At a recent event on parenteral manufacturing hosted by the German/Austrian/Swiss (DACH) affiliate of ISPE there were many best practices shared, both from originator drug manufacturing, contract manufacturing and service providers. These were examples used in real practice. Some of them have been used for almost 10 years and have proven their robustness as well as their superiority. Some are about the next generation isolators, others about the management of highly potent substances and about achieving agility and flexibility in pharmaceutical manufacturing. The event was very well attended and there were many discussions with good questions and answers. As it has been the case in most of the professional pharmaceutical events over the last decade.

Everyone understands that the pharmaceutical industry is changing and also that the regulators are starting to endorse and even encourage pharmaceutical innovation within manufacturing.
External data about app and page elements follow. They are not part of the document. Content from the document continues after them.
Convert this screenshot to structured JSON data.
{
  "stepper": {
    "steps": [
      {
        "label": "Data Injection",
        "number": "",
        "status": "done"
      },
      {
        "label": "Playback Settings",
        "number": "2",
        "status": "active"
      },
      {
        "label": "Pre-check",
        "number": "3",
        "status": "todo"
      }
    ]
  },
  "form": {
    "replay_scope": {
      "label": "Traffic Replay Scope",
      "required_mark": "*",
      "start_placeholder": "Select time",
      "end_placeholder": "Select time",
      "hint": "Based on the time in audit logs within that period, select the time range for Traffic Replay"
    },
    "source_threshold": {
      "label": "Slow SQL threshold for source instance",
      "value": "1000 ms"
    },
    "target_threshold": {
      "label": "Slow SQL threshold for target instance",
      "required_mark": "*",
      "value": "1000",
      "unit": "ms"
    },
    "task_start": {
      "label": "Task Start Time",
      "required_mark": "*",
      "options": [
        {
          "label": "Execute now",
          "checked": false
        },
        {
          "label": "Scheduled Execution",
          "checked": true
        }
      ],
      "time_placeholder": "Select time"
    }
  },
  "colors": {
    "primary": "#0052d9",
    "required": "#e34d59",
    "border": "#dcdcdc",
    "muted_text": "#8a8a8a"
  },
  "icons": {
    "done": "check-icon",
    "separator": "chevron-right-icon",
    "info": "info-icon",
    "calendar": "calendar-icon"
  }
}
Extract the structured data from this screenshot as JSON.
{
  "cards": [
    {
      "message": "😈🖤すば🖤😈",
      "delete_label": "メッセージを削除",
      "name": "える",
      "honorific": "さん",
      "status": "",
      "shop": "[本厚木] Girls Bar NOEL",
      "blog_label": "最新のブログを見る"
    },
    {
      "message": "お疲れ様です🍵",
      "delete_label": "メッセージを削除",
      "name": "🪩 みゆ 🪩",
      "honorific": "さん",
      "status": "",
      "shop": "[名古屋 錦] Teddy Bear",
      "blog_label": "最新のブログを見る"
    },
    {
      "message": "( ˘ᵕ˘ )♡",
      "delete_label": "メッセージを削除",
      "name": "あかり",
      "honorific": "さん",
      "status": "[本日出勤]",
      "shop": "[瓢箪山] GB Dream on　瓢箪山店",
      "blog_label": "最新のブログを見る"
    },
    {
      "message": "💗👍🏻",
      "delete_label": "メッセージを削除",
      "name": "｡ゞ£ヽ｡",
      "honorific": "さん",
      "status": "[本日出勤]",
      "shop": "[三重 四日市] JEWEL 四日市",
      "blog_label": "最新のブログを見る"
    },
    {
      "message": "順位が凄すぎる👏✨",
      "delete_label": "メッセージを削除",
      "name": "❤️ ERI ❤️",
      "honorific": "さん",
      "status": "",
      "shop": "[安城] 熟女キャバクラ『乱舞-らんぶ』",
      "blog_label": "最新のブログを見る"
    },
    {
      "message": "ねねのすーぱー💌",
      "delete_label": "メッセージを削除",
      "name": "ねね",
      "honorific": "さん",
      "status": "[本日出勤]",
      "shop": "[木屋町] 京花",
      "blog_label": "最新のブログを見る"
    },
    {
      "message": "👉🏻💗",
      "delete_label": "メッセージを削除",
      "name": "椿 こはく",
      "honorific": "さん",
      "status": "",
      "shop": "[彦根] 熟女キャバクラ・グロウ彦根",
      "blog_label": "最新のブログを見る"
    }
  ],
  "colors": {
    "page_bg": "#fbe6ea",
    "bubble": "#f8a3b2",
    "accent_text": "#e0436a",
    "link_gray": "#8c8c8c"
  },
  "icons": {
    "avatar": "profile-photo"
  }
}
The US FDA even went so far in its recent re-organisation to form the Office of Pharmaceutical Quality and the Emerging Technology Team (ETT) that will look into innovation opportunities for pharmaceutical manufacturing (among others) including technologies such as continuous manufacturing.

But at the end of the day the pharmaceutical industry questions and answers leads to very few new decisions. Even at an event such as the well-planned ISPE DACH Parenteral event I will bet that the outcome is limited. Some companies shared new solutions that improves quality, flexibility and efficiency at the same time. Solutions that works and that has been inspected and approved by regulators. But the risk of changing what you do today is still too high. So the pharmaceutical industry will probably stay conservative much longer than it has to. Maybe until one of the new technologies proves to be so disruptive that change will be necessary. Maybe until FDA endorses an Emerging Technology that starts a wakeup call to move on…?